The Metaphors in The Celebrated Jumping Frog
A. I'm not presenting any answers, and I think that's why the book was very controversial. People want a polemic. They want to raise their fist in the air and say, "Yes, you're on our side." Well, I'm not on your side. I am presenting a fable, a fiction, so that you can judge for yourself. A lot of people simply read the book and flew off the handle because it either accords with what they want it to or it doesn't. People want things to be very clear-cut. Here's the issue and here's how I stand on it. But I think it's much more complex. I think it has to do with biology. You may notice that Delaney is a nature writer. Well, nature writers are generally very liberal, even radically liberal on all issues except one—the issue of immigration, on which they are more reactionary than anyone. The reason for this is they argue that there are six billion people on the planet now, and who is the enemy of the environment? Who is the enemy of clean air, clean water, all the dwindling animal species? Well, it's us. Us, human beings. Our species. And this is an element of the book which is very important and has been overlooked. There is this population pressure on the world in all the industrial nations, not simply the United States.
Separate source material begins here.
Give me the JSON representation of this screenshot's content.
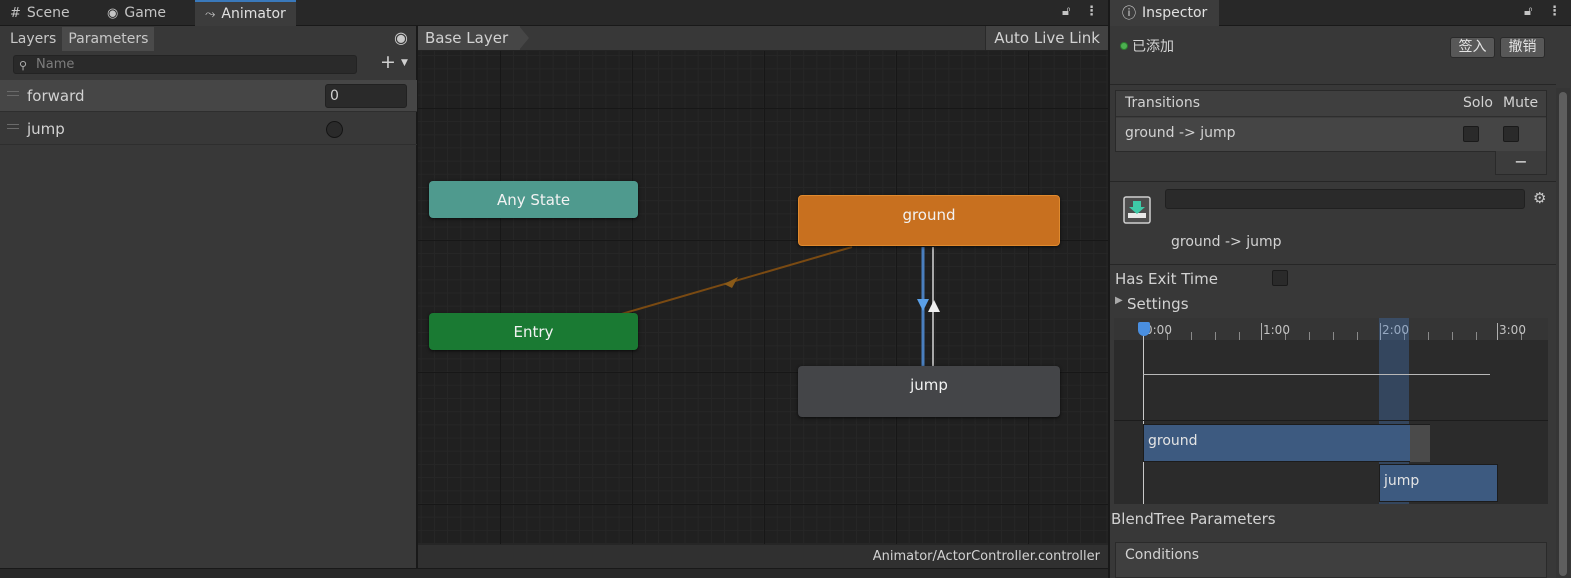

England, Germany, and France all have huge influxes of immigrants, and I'm wondering, what does this mean and how are people going to deal with it? I think ultimately, as you see in The Tortilla Curtain, it may simply exacerbate racist tendencies.